Supernovae as tools for distance measurement
Index
 
HyperPhysics***** Astrophysics R Nave
Go Back





Supernovae

A supernova is an explosion of a massive supergiant star. It may shine with the brightness of 10 billion suns! The total energy output may be 10^44 joules, as much as the total output of the sun during its 10 billion year lifetime. The likely scenario is that fusion proceeds to build up a core of iron. The "iron group" of elements around mass number A=60 are the most tightly bound nuclei, so no more energy can be gotten from nuclear fusion.

In fact, either the fission or fusion of iron group elements will absorb a dramatic amount of energy - like the film of a nuclear explosion run in reverse. If the temperature increase from gravitational collapse rises high enough to fuse iron, the almost instantaneous absorption of energy will cause a rapid collapse to reheat and restart the process. Out of control, the process can apparently occur on the order of seconds after a star lifetime of millions of years.
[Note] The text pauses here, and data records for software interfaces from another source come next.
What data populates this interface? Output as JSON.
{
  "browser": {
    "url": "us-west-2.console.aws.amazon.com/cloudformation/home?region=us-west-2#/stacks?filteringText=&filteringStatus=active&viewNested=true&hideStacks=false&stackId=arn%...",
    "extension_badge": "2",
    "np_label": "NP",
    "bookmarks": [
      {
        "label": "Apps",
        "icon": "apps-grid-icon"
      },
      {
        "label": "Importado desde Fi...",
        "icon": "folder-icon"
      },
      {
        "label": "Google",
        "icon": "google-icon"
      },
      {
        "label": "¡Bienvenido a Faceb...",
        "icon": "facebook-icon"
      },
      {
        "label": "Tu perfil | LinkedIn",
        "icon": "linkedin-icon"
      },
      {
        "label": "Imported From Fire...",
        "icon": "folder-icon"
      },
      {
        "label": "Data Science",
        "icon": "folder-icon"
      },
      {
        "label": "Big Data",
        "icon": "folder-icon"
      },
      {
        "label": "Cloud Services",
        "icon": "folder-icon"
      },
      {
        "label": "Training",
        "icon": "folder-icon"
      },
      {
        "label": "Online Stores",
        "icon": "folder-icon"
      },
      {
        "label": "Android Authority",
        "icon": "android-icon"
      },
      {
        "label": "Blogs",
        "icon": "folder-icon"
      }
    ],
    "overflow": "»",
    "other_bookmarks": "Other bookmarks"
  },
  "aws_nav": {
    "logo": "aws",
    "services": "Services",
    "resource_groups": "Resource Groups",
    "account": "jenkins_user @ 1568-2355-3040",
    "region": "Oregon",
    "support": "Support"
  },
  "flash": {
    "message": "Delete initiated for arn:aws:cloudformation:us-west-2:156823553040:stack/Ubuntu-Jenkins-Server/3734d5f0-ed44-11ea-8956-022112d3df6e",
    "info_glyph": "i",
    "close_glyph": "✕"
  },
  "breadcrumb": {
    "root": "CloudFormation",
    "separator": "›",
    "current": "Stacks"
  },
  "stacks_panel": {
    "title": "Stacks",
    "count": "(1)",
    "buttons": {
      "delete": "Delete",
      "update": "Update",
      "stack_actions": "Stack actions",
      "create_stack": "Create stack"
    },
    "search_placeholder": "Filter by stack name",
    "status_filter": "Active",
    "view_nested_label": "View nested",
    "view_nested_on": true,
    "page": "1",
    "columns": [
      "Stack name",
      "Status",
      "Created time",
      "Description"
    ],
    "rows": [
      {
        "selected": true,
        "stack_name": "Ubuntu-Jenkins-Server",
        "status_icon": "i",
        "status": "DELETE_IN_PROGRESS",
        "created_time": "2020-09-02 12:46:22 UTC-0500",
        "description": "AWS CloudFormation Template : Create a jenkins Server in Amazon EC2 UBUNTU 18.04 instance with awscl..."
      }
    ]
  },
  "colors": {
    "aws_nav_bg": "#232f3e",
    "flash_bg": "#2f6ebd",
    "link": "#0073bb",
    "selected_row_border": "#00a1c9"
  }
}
Electrons and protons fuse into neutrons, sending out huge numbers of neutrinos. The outer layers will be opaque to neutrinos, so the neutrino shock wave will carry matter with it in a cataclysmic explosion.

Supernovae are classified as Type I or Type II depending upon the shape of their light curves.

The synthesis of the heavy elements is thought to occur in supernovae, that being the only mechanism which presents itself to explain the observed abundances of heavy elements.

Index

Supernova concepts
 
HyperPhysics***** Astrophysics R Nave
Go Back





Type I and Type II Supernovae

Supernovae are classified as Type I if their light curves exhibit sharp maxima and then die away smoothly and gradually. The model for the initiation of a Type I supernova is the detonation of a carbon white dwarf when it collapses under the pressure of electron degeneracy. It is assumed that the white dwarf accretes enough mass to exceed the Chandrasekhar limit of 1.4 solar masses for a white dwarf. The fact that the spectra of Type I supernovae are hydrogen poor is consistent with this model, since the white dwarf has almost no hydrogen. The smooth decay of the light is also consistent with this model since most of the energy output would be from the radioactive decay of the unstable heavy elements produced in the explosion.

Type II supernovae are modeled as implosion-explosion events of a massive star. They show a characteristic plateau in their light curves a few months after initiation. This plateau is reproduced by computer models which assume that the energy comes from the expansion and cooling of the star's outer envelope as it is blown away into space. This model is corroborated by the observation of strong hydrogen and helium spectra for the Type II supernovae, in contrast to the Type I. There should be a lot of these gases in the extreme outer regions of the massive star involved.

Type II supernovae are not observed to occur in elliptical galaxies, and are thought to occur in Population I type stars in the spiral arms of galaxies. Type I supernovae occur typically in elliptical galaxies, so they are probably Population II stars.

Index

Supernova concepts

Reference
Chaisson & McMillan
Ch. 21
 
HyperPhysics***** Astrophysics R Nave
Go Back





Type I and Type II Supernovae

Supernovae are classified as Type I if their light curves exhibit sharp maxima and then die away gradually. The maxima may be about 10 billion solar luminosities. Type II supernovae have less sharp peaks at maxima and peak at about 1 billion solar luminosities. They die away more sharply than the Type I. Type II supernovae are not observed to occur in elliptical galaxies, and are thought to occur in Population I type stars in the spiral arms of galaxies. Type I supernovae occur typically in elliptical galaxies, so they are probably Population II stars.

Index

Supernova concepts
 
HyperPhysics***** Astrophysics R Nave
Go Back